The ethics of cloning versus the reality of starvation
1 July 2009
Article source: Just Food Now
Websters provides the simplest definition of the word cloning when it explains it as: “the technique of producing a genetically identical duplicate of an organism by replacing the nucleus of an unfertilized ovum with the nucleus of a body cell from the organism” The Americans have been cloning cattle for years with great success and little fuss, providing for the burgeoning market as effectively as possible. In the current day and age food – or the lack of it – has become a huge problem and the issue of feeding over a billion starving people is something that cannot be swept under the carpet and forgotten until the next crisis hits the headlines.
Every day is a crisis in Africa and every day millions of children are starving to death. Starvation is painful and death from it, not merciful – children live in abject agony until death takes away their suffering. What get’s me is that all this happens while the rest of the world struggles with obesity. It seems so sick somehow. The Spiegel pointed out, quite correctly last night, that “anyone who considers creation sacred should make sure they never talk to a cattle breeder. In-vitro fertilization, artificial insemination and embryo transfer are the terms of their trade.
And now another word from the lexicon of reproductive medicine has joined the breeder’s jargon: cloning“. At long last the European agricultural ministers decided that it was okay to allow cloned meat on the European market and everyone is up in arms. What is so cruel about cloning? Where is it more cruel than the in-vitro fertilization of human beings, at which point does it become cruel and at which point will it harm humans more than any other meat? Surely, if a man like Heiner Niemann from the Loeffler Institute thinks it’s okay, it certainly will be – he is considerably more qualified to make the decision that the hysterical groups that are condemning something of which they know absolutely nothing.
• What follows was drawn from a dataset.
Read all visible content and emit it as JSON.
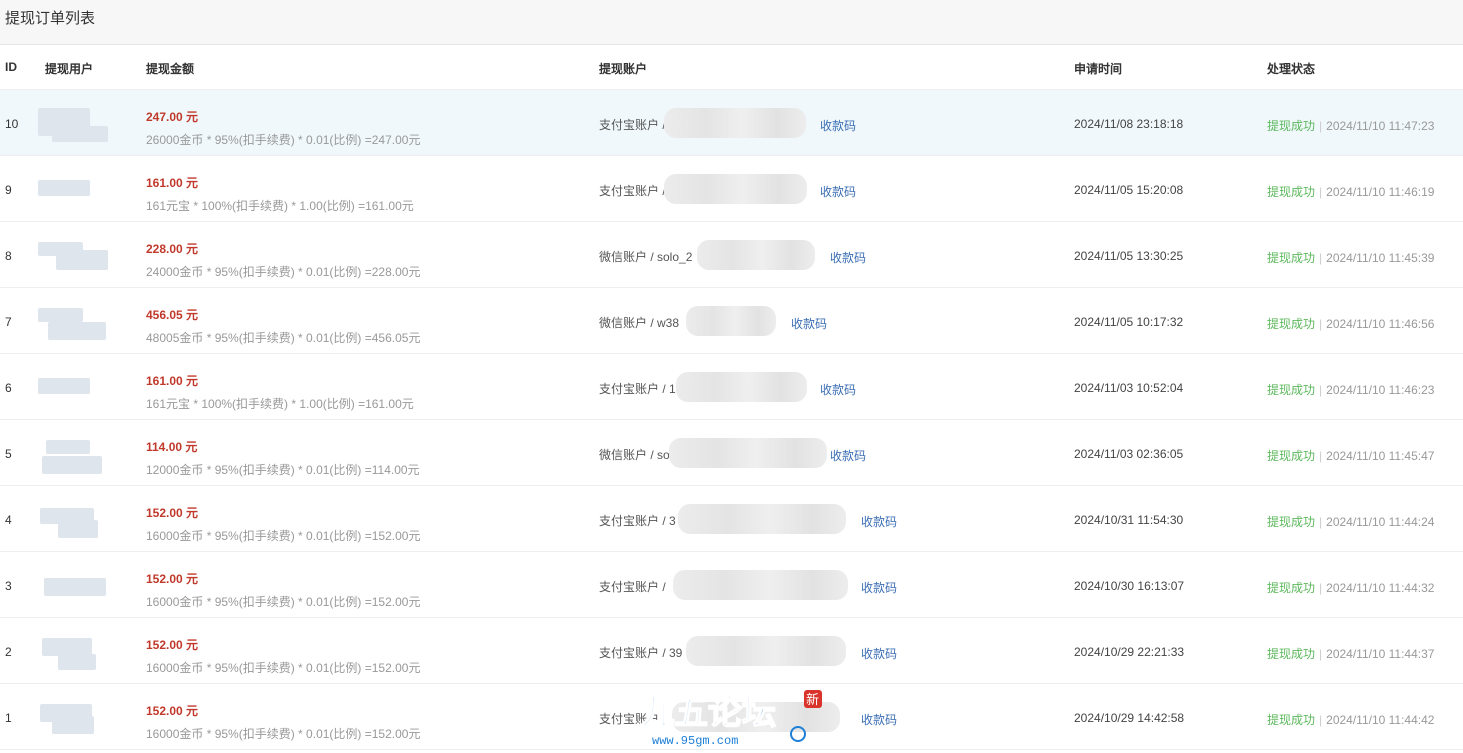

I challenge those groups to spend some time in Zimbabwe or the Sudan and tell those children that, unfortunately, they will spend yet another night without food because the cloned food is not ethical but starving is or do those objectors merely want to have their day in the media first? Is it more ethical to let this child die? The Americans are fanatical about health and there is no way the FDA would allow a single American to eat anything that could possibly be disadvantageous to their health and whilst I don’t like the American politics all of the time, their science cannot be faulted.
The world has to stop being precious now and start considering the real crisis – the crisis that sees children die in agony every day because they have no food whilst those that have so much to say sit behind laden tables to theorize. The problems encountered with the first cloned sheep have long been resolved and anyway, the meat that lands up in the supermarkets or the butcheries is no longer cloned meat because it is the meat of the ‘cloned animals’ offspring‘. Why else would the American FDA as well as the European EFSA approve it? It was pointed out to me this morning that it does seem strange that in Europe, where there is more than enough food, we find the cloned meat but yet in the countries where there is chronic food shortages, there is nothing – not even cloned meat.
It will only be a matter of time before “cloned” meat is found on European supermarket shelves and since it can’t be distinguished from normal meat, the reaction could be interesting – “the European Parliament needs to decide soon, before American products start landing on the European market unnoticed”. I pray that the it will soon be “ on the verge of widespread commercial use” because knowing that small children starve to death every single day while I eat, is hardly appetising.